“This is a population who exist, who have a history and is deserving of a future in which they and their children can live in dignity and enjoy full rights” – UNRWA Spokesperson Chris Gunness to Ma’an News Agency at the opening of an exhibit in Jerusalem’s Old City on the digitalizing of its historic archive of photos. The Ma’an report is posted here.
The UNRWA digital archives can be accessed online here. The images record events in 1848 and 1967, as well as in between, and since.
Agence France Presse [AFP] reported here that “Because of its historical and cultural significance, the [UNRWA] archive has been inscribed UNESCO’S ‘Memory of the World’ list since 2009”.
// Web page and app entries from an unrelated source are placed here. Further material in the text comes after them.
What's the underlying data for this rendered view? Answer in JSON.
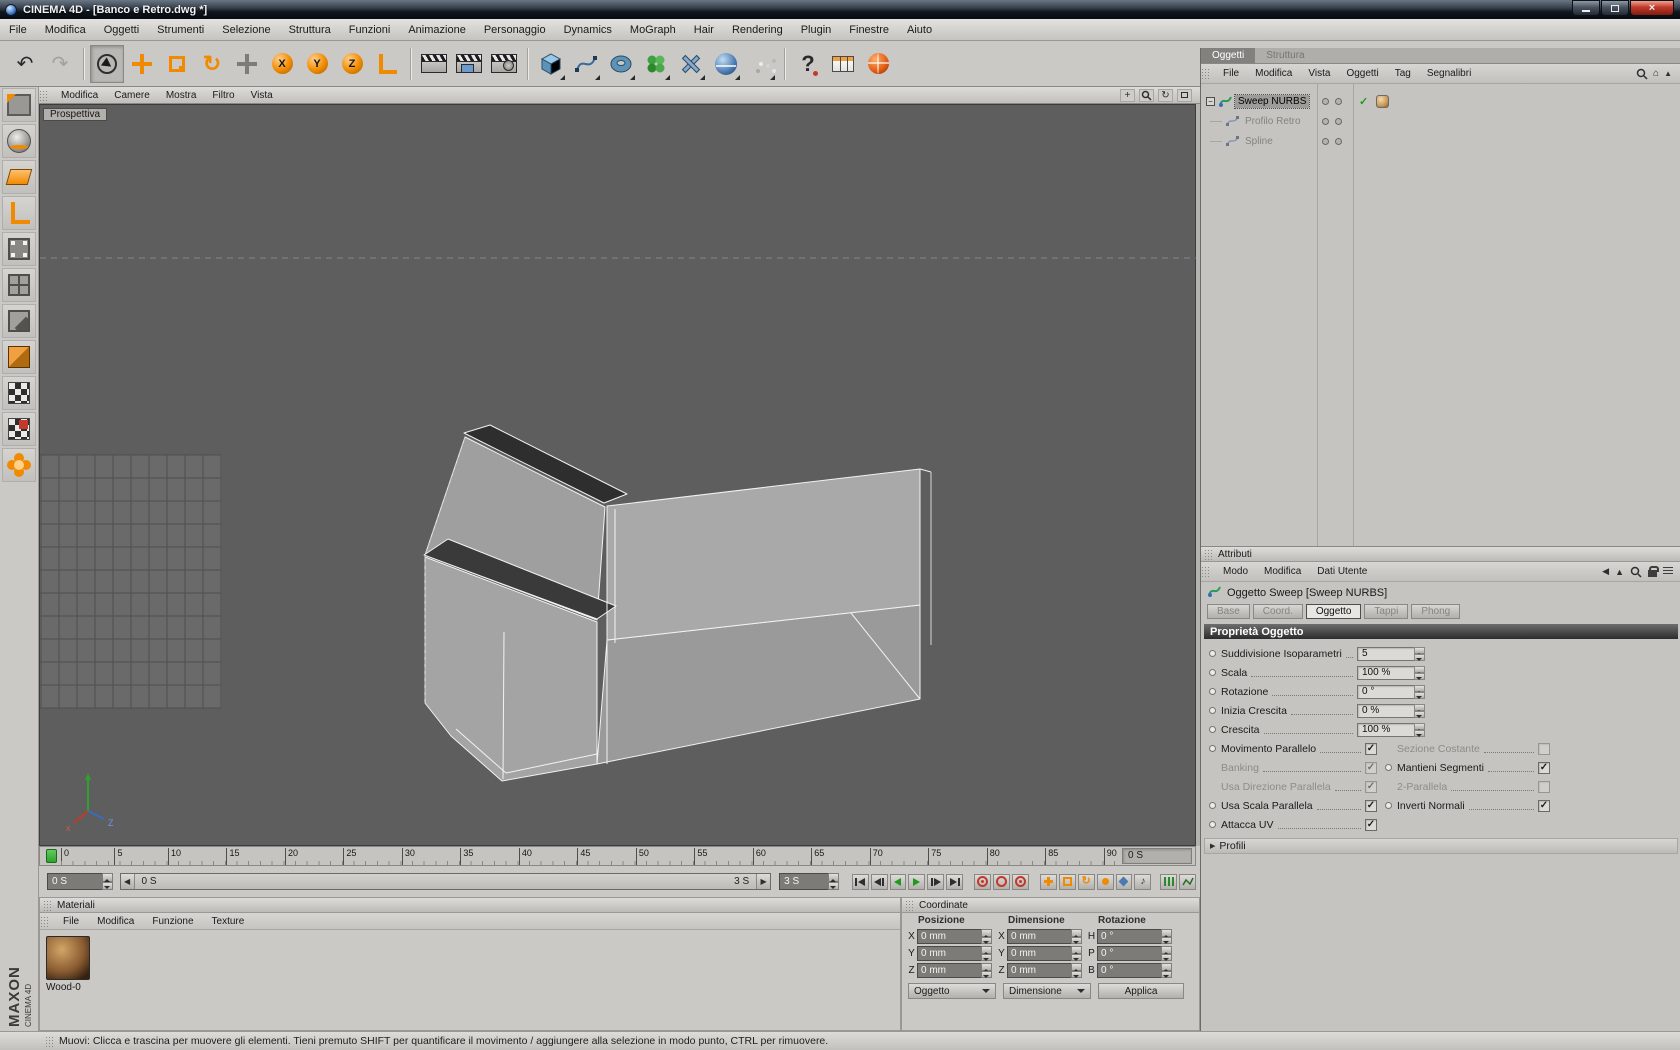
{
  "window": {
    "title": "CINEMA 4D - [Banco e Retro.dwg *]",
    "brand": "MAXON",
    "brand_sub": "CINEMA 4D"
  },
  "menubar": [
    "File",
    "Modifica",
    "Oggetti",
    "Strumenti",
    "Selezione",
    "Struttura",
    "Funzioni",
    "Animazione",
    "Personaggio",
    "Dynamics",
    "MoGraph",
    "Hair",
    "Rendering",
    "Plugin",
    "Finestre",
    "Aiuto"
  ],
  "toolbar": {
    "axis_locks": [
      "X",
      "Y",
      "Z"
    ]
  },
  "viewport": {
    "label": "Prospettiva",
    "menu": [
      "Modifica",
      "Camere",
      "Mostra",
      "Filtro",
      "Vista"
    ],
    "axis_x_label": "x",
    "axis_z_label": "Z"
  },
  "timeline": {
    "ticks": [
      "0",
      "5",
      "10",
      "15",
      "20",
      "25",
      "30",
      "35",
      "40",
      "45",
      "50",
      "55",
      "60",
      "65",
      "70",
      "75",
      "80",
      "85",
      "90"
    ],
    "current_time_display": "0 S",
    "time_field": "0 S",
    "range_start": "0 S",
    "range_end": "3 S",
    "duration_field": "3 S"
  },
  "materials": {
    "title": "Materiali",
    "menu": [
      "File",
      "Modifica",
      "Funzione",
      "Texture"
    ],
    "items": [
      {
        "name": "Wood-0"
      }
    ]
  },
  "coordinates": {
    "title": "Coordinate",
    "columns": [
      "Posizione",
      "Dimensione",
      "Rotazione"
    ],
    "pos_labels": [
      "X",
      "Y",
      "Z"
    ],
    "dim_labels": [
      "X",
      "Y",
      "Z"
    ],
    "rot_labels": [
      "H",
      "P",
      "B"
    ],
    "pos_values": [
      "0 mm",
      "0 mm",
      "0 mm"
    ],
    "dim_values": [
      "0 mm",
      "0 mm",
      "0 mm"
    ],
    "rot_values": [
      "0 °",
      "0 °",
      "0 °"
    ],
    "buttons": {
      "object": "Oggetto",
      "dimension": "Dimensione",
      "apply": "Applica"
    }
  },
  "object_manager": {
    "tabs": [
      "Oggetti",
      "Struttura"
    ],
    "menu": [
      "File",
      "Modifica",
      "Vista",
      "Oggetti",
      "Tag",
      "Segnalibri"
    ],
    "tree": [
      {
        "label": "Sweep NURBS"
      },
      {
        "label": "Profilo Retro"
      },
      {
        "label": "Spline"
      }
    ]
  },
  "attributes": {
    "title": "Attributi",
    "menu": [
      "Modo",
      "Modifica",
      "Dati Utente"
    ],
    "object_header": "Oggetto Sweep [Sweep NURBS]",
    "tabs": [
      "Base",
      "Coord.",
      "Oggetto",
      "Tappi",
      "Phong"
    ],
    "section_title": "Proprietà Oggetto",
    "fields": [
      {
        "label": "Suddivisione Isoparametri",
        "value": "5"
      },
      {
        "label": "Scala",
        "value": "100 %"
      },
      {
        "label": "Rotazione",
        "value": "0 °"
      },
      {
        "label": "Inizia Crescita",
        "value": "0 %"
      },
      {
        "label": "Crescita",
        "value": "100 %"
      }
    ],
    "toggles": {
      "movimento_parallelo": {
        "label": "Movimento Parallelo",
        "checked": true
      },
      "sezione_costante": {
        "label": "Sezione Costante",
        "checked": false
      },
      "banking": {
        "label": "Banking",
        "checked": true
      },
      "mantieni_segmenti": {
        "label": "Mantieni Segmenti",
        "checked": true
      },
      "usa_direzione_parallela": {
        "label": "Usa Direzione Parallela",
        "checked": true
      },
      "due_parallela": {
        "label": "2-Parallela",
        "checked": false
      },
      "usa_scala_parallela": {
        "label": "Usa Scala Parallela",
        "checked": true
      },
      "inverti_normali": {
        "label": "Inverti Normali",
        "checked": true
      },
      "attacca_uv": {
        "label": "Attacca UV",
        "checked": true
      }
    },
    "profili_label": "Profili"
  },
  "status": {
    "text": "Muovi: Clicca e trascina per muovere gli elementi. Tieni premuto SHIFT per quantificare il movimento / aggiungere alla selezione in modo punto, CTRL per rimuovere."
  },
  "icons": {
    "undo": "↶",
    "redo": "↷",
    "rotate": "↻",
    "help": "?",
    "home": "⌂",
    "back": "◀",
    "up": "▲",
    "check": "✓",
    "minus": "−",
    "arrow_right": "▶",
    "arrow_left": "◀",
    "note": "♪",
    "close": "×",
    "orbit": "↻",
    "pan": "+"
  },
  "colors": {
    "accent_orange": "#f08a00",
    "viewport_bg": "#5e5e5e",
    "panel_bg": "#cbc9c5",
    "selection_green": "#2da32d",
    "record_red": "#c0392b"
  }
}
[UNRWA was founded by the UN General Assembly at the very end of 1949, and only began operations in 1950; the International Committee of the Red Cross, or ICRC, registered and helped Palestinian refuges before that date…]
UNRWA photographer George Nehmeh, from Lebanon [where UNRWA was headquartered for many years] worked for the Agency, as it is known among Palestinians, from 1960 to 1996:
Ma’an reported that “The archive consists of over half a million negatives, prints, slides, films and videocassettes, covering all aspects of the lives and history of Palestinian refugees since 1948…The first group of photographs were shown on Thursday in an exhibition entitled ‘The Long Journey’ at the Al-Ma’mel Center in East Jerusalem’s Old City”
The BBC published a slideshow, posted here of the photos now on display in East Jerusalem.
The New York Times’ Isabel Kershner wrote, here, that “The exhibit that opened Thursday, called ‘The Long Journey’, will soon go on tour to large cities in the West Bank, Gaza, Jordan, Lebanon and possibly Syria, and will also be shown at cultural and political centers in Europe and North America … Palestinians refer to the events of 1948 as al-Nakba, Arabic for ‘the catastrophe’. About 700,000 Arabs fled or were expelled from their homes during the Arab-Israeli war over the foundation of Israel. Hundreds of thousands of Palestinians were later displaced by the Arab-Israeli war of 1967, some becoming refugees twice over. Tens of thousands have recently been displaced again, reliving the trauma, because of the civil war raging in Syria”… [n.b. — There were other occasions of multiple displacement, as well, from Jordan, Lebanon, Libya, Iraq, and more…]
The NYTimes, too, published a slideshow, here, to accompany Kershner’s article.
Kershner also wrote, in her piece, that “the refugee issue remains one of the most delicate and complex elements of the Israeli-Palestinian conflict, at the core of the two sides’ clashing historical narratives. So it was perhaps inevitable that some Israelis would view the new memorialization of the refugee experience through a prism of politics and contention. ‘When was the last time that any United Nations agency raised so much money and invested so much effort in organizing and circulating around the world the documentation of a specific plight like that of the Palestinian refugees? Never’, said Yigal Palmor, the spokesman for Israel’s Foreign Ministry … Mr. Palmor said that while the agency mostly did good work on the ground, it was ‘dedicated to preserving the refugees’ status rather than encouraging their resettlement or integration in their current or alternative locations, contributing to the perpetuation of the Palestinian refugee problem’.” As Kershner reported, UNRWA Spokesperson Chris Gunnes responded that “What is perpetuating the refugee problem is the failure of the political parties to resolve it”…
Meanwhile, Greg Carlstrom [now an independent journalist, formerly with Al-Jazeera English in Doha] Tweeted from Cairo:
Gregg Carlstrom @glcarlstrom 29 Nov — The @nytimes manages to write about a photo exhibit on Palestinian refugees without interviewing a single Palestinian here …